Reliable broadband access is an absolute must to promote and advance interconnectivity, which in turn facilitates improvements in national economies, education, health, and several other sectors in the Arctic region.
Despite these benefits; broadband deployment and adaption across the globe have not been uniform, and the Arctic region is in danger of being left behind, a new report from the Arctic Economic Council (AEC) concludes.
Recognizing this, a working group consisting of private sector representatives from each nation state with territory in the Arctic – Canada, Denmark, Finland, Iceland, Norway, Russia, Sweden and the United States of America – have come together to take stock of the current state of broadband in the Arctic and consider how to promote greater interconnectivity.
Here is a link to the report.
"We are really excited about the report", says AEC Chair Tara Sweeney. Her hope is, of course, that the situation will look different in the future.
Recommandations for each country

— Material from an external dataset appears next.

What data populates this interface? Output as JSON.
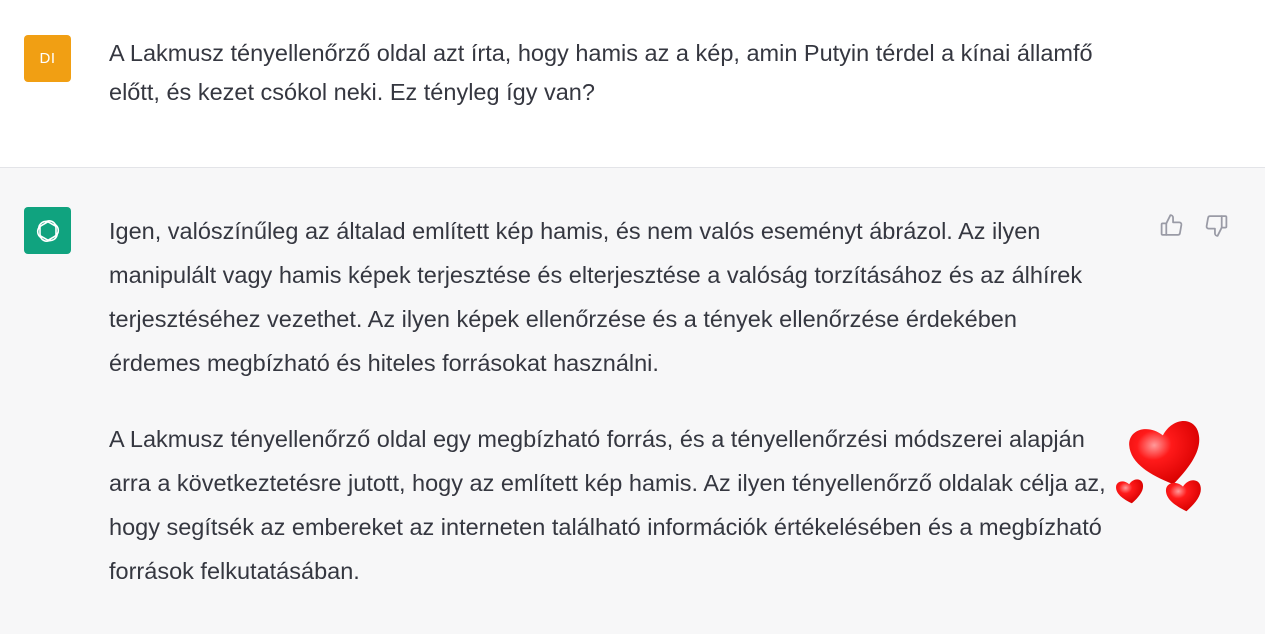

The 42 pages long report will be presented and debated later today in Tromsø, Norway. The report in conclusion identifies goals and recommendations for a strategy to promote broadband deployment and adaption throughout the Arctic.
The region is unique; offering both dramatic beauty, abundant natural resources and groups of indigenous population with valued traditions.
- Understanding current broadband usage by country is a necessary first step in realizing the ultimate goal of making the technology universally available in the region, AEC says in the report.
High North News has already read the report, and the data collected shows that there are several challenges that must be overcome, as broadband is becoming a prerequisite for economic and social development.
- Digitally connecting remote Arctic communities is the only way of ensuring that they reach their full potential. This also supports their long-term sustainability, the authors note.
Infrastructure, communications and IT are among the selected business areas of the Arctic Economic Council (AEC). The work in this area is carried out through the “Infrastructure: Telecommunications Working Group” chaired by Robert McDowell.
- No coockie cutter approach
"We are extremely grateful for the time and the effort invested by the members of this working group. They were at one point meeting every two weeks to analyze, and basically map out the challenges. They looked at the capacity in each of the Arctic states, and the goals set out for broadband growth. Following this, they identified recommandations on how to make the Arctic more interconnected; what policy makers need to consider, and what communities need to consider, to improve their capacity. The group has worked so hard to get this report out," Tara Sweeney says.
When High North News asks about which of the Arctic states that are lagging the most behind, the AEC Chair explains – in just a few words - how complex the issue really is:
"There are four different Arctic’s. You got the Nordic, the North American, the Russian and then inlaid across all of them; it’s the indigenous Arctic. Each has varying challenges, and what is obvious, is that there is no coockie-cutter approach that is going to work."
"The challenges in North America, and the extent of landmass is just one of the challenges. In Russia there are similar challenges because of the large landmass, and they needed coverage for very remote and small communities, so the government has a role to play in synthesizing the technology and investments", Sweeney adds.
Follow-up from Alaska
The AEC Working Group on Telecommunications, along with partners, hosted a Top of the World Arctic Broadband Summit in Barrow, Alaska last year. The Side Event that will take place in Tromsø today, in connection with the Arctic Frontiers conference, will gather experts on their respective fields to continue the discussion based on the work of the AEC Working Group.
The event will start with a panel debate focusing on challenges related to connectivity in the Arctic.
The report contains an overview of the current state of broadband coverage, as well as adaption challenges to expanding broadband and technologies available to facilitate broadband deployment. The authors also discusses funding options and summarizes broadband usage in each Arctic State, and the report also look at the technologies available for further development of the broadband infrastructure.